Instead of spending Monday dwelling on a 52-0 loss to the St. Louis Rams, the Raiders have already turned their attention to this week’s game against the Bay Area rival 49ers in a contest defensive end Justin Tuck believes will be a “bloodbath.”
“Everybody in this area has been waiting for this game for a long time,” Tuck said. “I think that’s the best thing that could have happened after a loss like that, is to have this type of game where all of your attention has to be focused on the 49ers going forward.”
It’s quite understandable that the Raiders don’t want to look back at Sunday’s game for too long. They did watch the film and make the necessary corrections.
There were quite a few after the team’s worst loss since falling 55-0 to Houston in the opener of the 1961 season — two years before Al Davis first joined the franchise.
The defense allowed Shaun Hill to lead St. Louis to five touchdowns on the opening five drives of the game as Oakland (1-11) had no answer for the Rams’ speed on the outside with Tre Mason, Tavon Austin and Stedman Bailey.
The offense didn’t generate a first down until the deficit was 21-0, turned the ball over a season-high five times and converted just 4 of 18 third-down attempts.
That led to rookie Derek Carr getting pulled in the fourth quarter after going 24 for 39 for 173 yards and two interceptions for a season-low 50.5 quarterback rating.
“There was just no need to keep Derek out there at that point any longer,” interim coach Tony Sparano said.
Matt Schaub took over and committed two turnovers, including an interception that was returned for a touchdown by Trumaine Johnson. Schaub lost his starting job in Houston last year after setting an NFL record by having an interception returned for a TD in four straight games.
It all added up to quite a step back after the Raiders finally broke through with their first win of the season 10 days earlier in a 24-20 victory over the Kansas City Chiefs.

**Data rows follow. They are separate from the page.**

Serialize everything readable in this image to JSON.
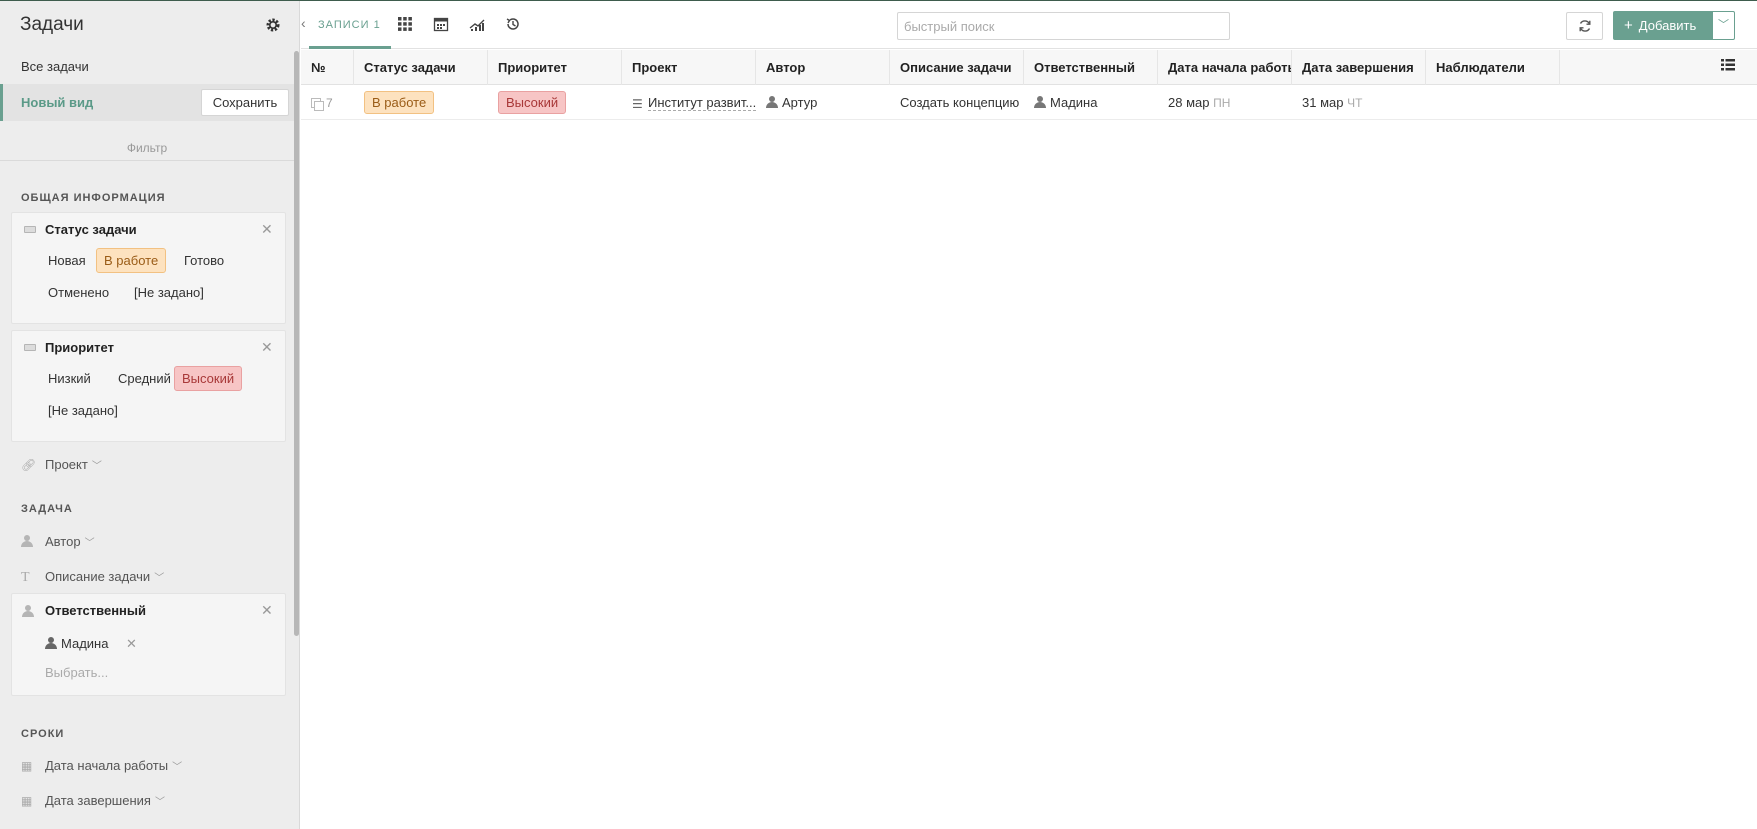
{
  "sidebar": {
    "title": "Задачи",
    "views": {
      "all": "Все задачи",
      "new": "Новый вид",
      "save_label": "Сохранить"
    },
    "filter_label": "Фильтр",
    "section_general": "ОБЩАЯ ИНФОРМАЦИЯ",
    "status_card": {
      "title": "Статус задачи",
      "options": [
        "Новая",
        "В работе",
        "Готово",
        "Отменено",
        "[Не задано]"
      ],
      "selected": "В работе"
    },
    "priority_card": {
      "title": "Приоритет",
      "options": [
        "Низкий",
        "Средний",
        "Высокий",
        "[Не задано]"
      ],
      "selected": "Высокий"
    },
    "project_field": "Проект",
    "section_task": "ЗАДАЧА",
    "author_field": "Автор",
    "description_field": "Описание задачи",
    "assignee_card": {
      "title": "Ответственный",
      "value": "Мадина",
      "choose_placeholder": "Выбрать..."
    },
    "section_dates": "СРОКИ",
    "start_field": "Дата начала работы",
    "end_field": "Дата завершения"
  },
  "toolbar": {
    "records_tab": "ЗАПИСИ 1",
    "search_placeholder": "быстрый поиск",
    "add_label": "Добавить"
  },
  "table": {
    "columns": [
      "№",
      "Статус задачи",
      "Приоритет",
      "Проект",
      "Автор",
      "Описание задачи",
      "Ответственный",
      "Дата начала работы",
      "Дата завершения",
      "Наблюдатели"
    ],
    "rows": [
      {
        "num": "7",
        "status": "В работе",
        "priority": "Высокий",
        "project": "Институт развит...",
        "author": "Артур",
        "description": "Создать концепцию ...",
        "assignee": "Мадина",
        "start_date": "28 мар",
        "start_day": "ПН",
        "end_date": "31 мар",
        "end_day": "ЧТ",
        "watchers": ""
      }
    ]
  },
  "colors": {
    "accent": "#6aa090",
    "status_orange": "#fde2bf",
    "priority_red": "#f7c5c5"
  },
  "icons": [
    "gear-icon",
    "chevron-left-icon",
    "grid-icon",
    "calendar-icon",
    "chart-icon",
    "history-icon",
    "refresh-icon",
    "plus-icon",
    "chevron-down-icon",
    "columns-icon",
    "copy-icon",
    "list-icon",
    "person-icon",
    "close-icon",
    "link-icon",
    "text-icon"
  ]
}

“It is unacceptable,” receiver James Jones said. “We’re all pros in there. Everybody has to hold themselves accountable, and that was unacceptable to go out there and put that type of game on film after a big win.”

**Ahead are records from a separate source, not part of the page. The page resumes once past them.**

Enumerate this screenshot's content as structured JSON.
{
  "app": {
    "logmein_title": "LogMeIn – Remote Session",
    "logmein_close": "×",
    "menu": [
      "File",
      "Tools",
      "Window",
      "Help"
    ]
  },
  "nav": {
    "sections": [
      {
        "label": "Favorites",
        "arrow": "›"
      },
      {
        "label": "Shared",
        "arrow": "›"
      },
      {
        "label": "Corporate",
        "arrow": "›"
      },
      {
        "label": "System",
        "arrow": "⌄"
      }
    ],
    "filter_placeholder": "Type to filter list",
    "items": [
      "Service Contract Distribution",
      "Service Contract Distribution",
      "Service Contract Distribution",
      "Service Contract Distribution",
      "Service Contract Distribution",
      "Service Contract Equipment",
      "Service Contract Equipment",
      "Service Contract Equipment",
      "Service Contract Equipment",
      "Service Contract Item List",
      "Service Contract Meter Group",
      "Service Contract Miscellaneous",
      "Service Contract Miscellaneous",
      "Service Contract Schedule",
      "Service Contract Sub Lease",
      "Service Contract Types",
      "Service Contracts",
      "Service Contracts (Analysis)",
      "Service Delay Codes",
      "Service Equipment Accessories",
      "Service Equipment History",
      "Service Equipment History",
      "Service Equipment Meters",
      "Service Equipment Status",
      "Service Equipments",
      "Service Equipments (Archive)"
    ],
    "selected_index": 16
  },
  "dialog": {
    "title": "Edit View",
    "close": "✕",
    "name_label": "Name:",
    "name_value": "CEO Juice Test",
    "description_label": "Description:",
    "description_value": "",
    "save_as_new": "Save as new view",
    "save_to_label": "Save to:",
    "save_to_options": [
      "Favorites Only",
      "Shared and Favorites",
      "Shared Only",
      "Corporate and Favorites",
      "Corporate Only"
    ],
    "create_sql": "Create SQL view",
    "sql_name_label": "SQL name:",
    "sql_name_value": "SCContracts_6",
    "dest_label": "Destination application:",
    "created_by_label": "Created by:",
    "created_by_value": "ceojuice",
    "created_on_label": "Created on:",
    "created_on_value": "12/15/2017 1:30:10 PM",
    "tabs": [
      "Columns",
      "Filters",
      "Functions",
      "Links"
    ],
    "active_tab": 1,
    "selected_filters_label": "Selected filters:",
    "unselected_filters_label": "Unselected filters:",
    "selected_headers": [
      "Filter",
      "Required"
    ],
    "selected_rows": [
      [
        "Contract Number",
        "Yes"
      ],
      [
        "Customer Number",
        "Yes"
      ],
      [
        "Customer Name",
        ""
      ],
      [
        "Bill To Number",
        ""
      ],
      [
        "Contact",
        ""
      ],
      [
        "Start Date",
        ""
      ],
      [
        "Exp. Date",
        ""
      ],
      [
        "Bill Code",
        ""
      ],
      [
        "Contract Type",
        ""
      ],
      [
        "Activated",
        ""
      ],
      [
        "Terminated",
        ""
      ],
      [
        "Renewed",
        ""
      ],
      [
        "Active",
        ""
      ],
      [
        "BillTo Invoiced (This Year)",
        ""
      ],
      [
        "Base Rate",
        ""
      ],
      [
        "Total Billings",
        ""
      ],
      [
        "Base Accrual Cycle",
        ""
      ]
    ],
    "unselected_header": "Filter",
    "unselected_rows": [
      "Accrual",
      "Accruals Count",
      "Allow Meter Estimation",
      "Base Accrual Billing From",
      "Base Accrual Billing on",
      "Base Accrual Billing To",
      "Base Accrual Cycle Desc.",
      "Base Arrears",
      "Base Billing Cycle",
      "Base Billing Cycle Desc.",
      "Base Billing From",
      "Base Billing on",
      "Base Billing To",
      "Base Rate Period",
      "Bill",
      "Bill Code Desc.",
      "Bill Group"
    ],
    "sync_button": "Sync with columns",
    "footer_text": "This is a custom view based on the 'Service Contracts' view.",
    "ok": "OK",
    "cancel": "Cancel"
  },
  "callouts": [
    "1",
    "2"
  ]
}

Tuck said some players might have basked in the first win a bit too long but expects they have learned their lesson about turning over a new page each week.
Sparano doesn’t expect that to be an issue when the team begins practicing for San Francisco on Wednesday.
“This team’s always been great about bouncing back and they’re really good about being resilient and they’re really willing,” he said. “That’s one of the things I love the most about this group, is their will to kind of fight back. I don’t anticipate that being a problem this week, but we will get work in.”
NOTES: Sparano said he was hopeful RB Latavius Murray would be back this week after missing Sunday’s game with a concussion. … Sparano said he was concerned about the health of TE Brian Leonhardt, who has been knocked out of the past two games with concussions. … There was no update on the status of RT Menelik Watson, who left the game with an ankle injury.